__WHAT NEEDS TO BE DONE__: Pull each line containing "label" out of the data and copy it.

[Opening MATERIAL PROVIDED section]

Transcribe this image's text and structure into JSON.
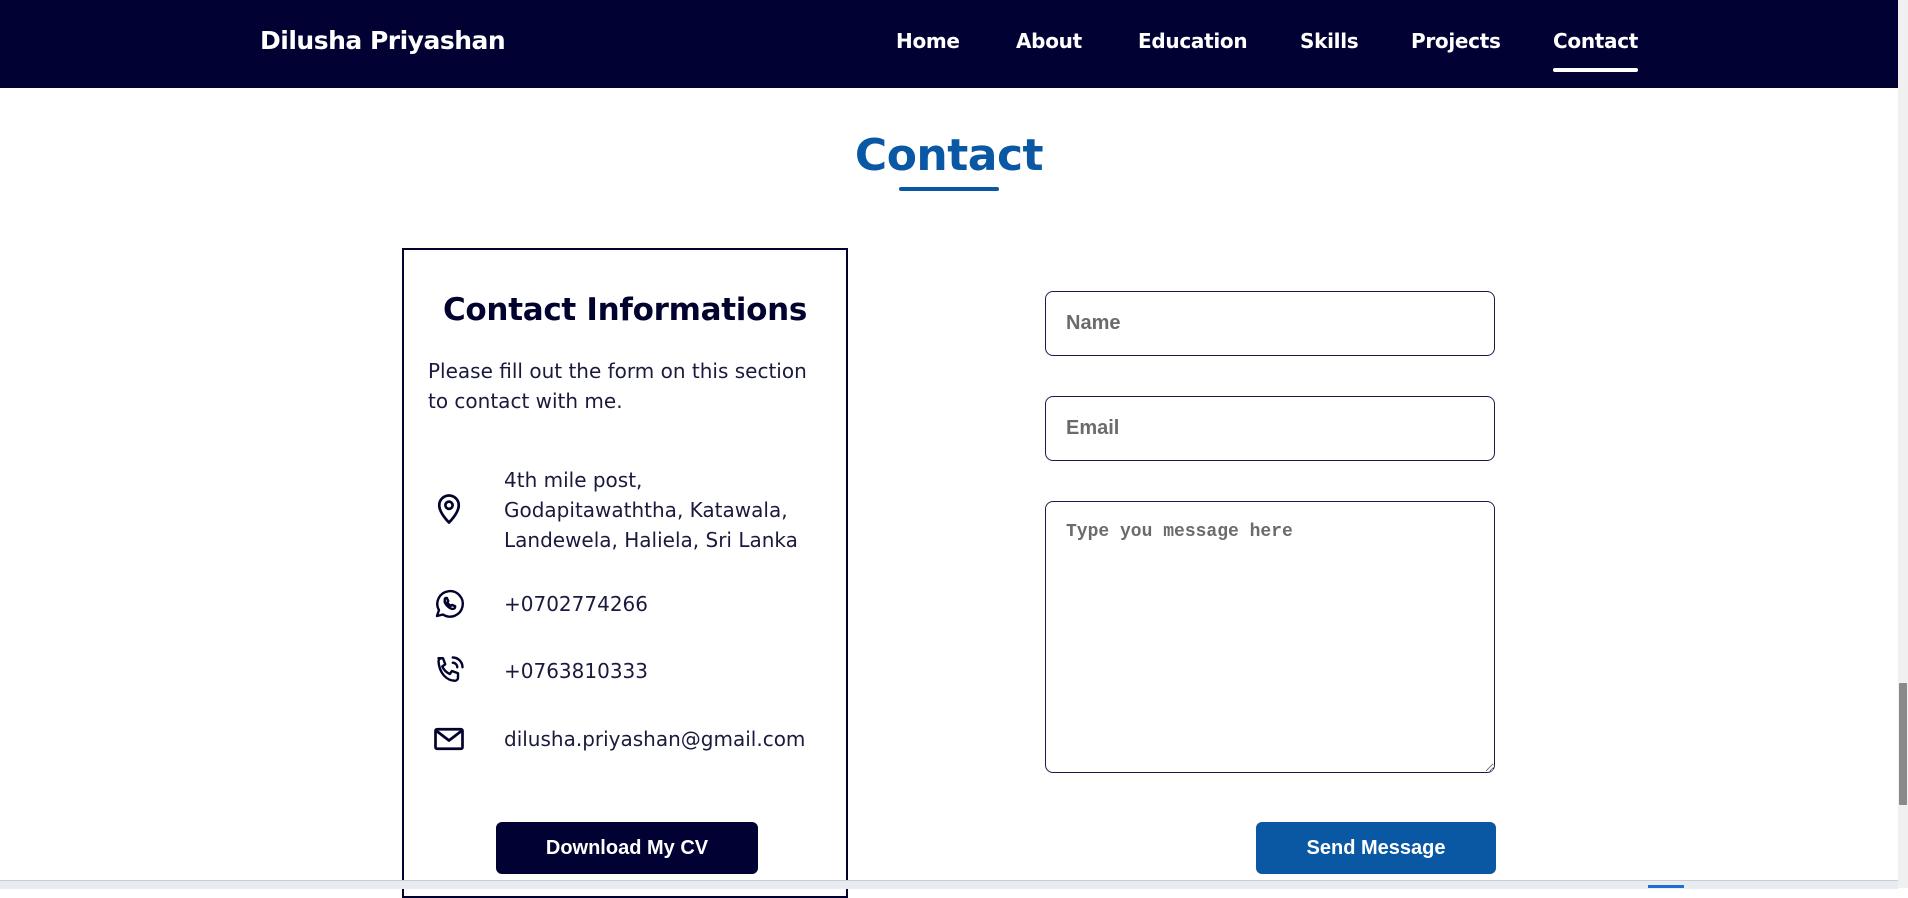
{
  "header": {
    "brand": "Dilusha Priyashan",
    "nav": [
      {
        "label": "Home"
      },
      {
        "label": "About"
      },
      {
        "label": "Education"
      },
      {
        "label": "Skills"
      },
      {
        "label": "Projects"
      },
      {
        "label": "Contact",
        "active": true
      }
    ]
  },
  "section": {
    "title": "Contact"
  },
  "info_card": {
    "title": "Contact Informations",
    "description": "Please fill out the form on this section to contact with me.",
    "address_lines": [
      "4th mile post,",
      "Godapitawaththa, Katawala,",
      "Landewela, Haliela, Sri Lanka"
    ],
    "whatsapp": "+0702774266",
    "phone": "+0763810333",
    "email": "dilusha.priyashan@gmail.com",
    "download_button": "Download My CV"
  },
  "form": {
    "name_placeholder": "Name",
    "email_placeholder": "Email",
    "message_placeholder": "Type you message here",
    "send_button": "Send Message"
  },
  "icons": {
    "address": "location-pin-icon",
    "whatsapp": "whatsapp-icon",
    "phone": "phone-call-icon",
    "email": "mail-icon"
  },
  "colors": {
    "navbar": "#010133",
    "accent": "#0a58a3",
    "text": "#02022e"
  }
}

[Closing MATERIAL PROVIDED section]

__TASK RESULT__:
        "label": "Home"
        "label": "About"
        "label": "Education"
        "label": "Skills"
        "label": "Projects"
        "label": "Contact",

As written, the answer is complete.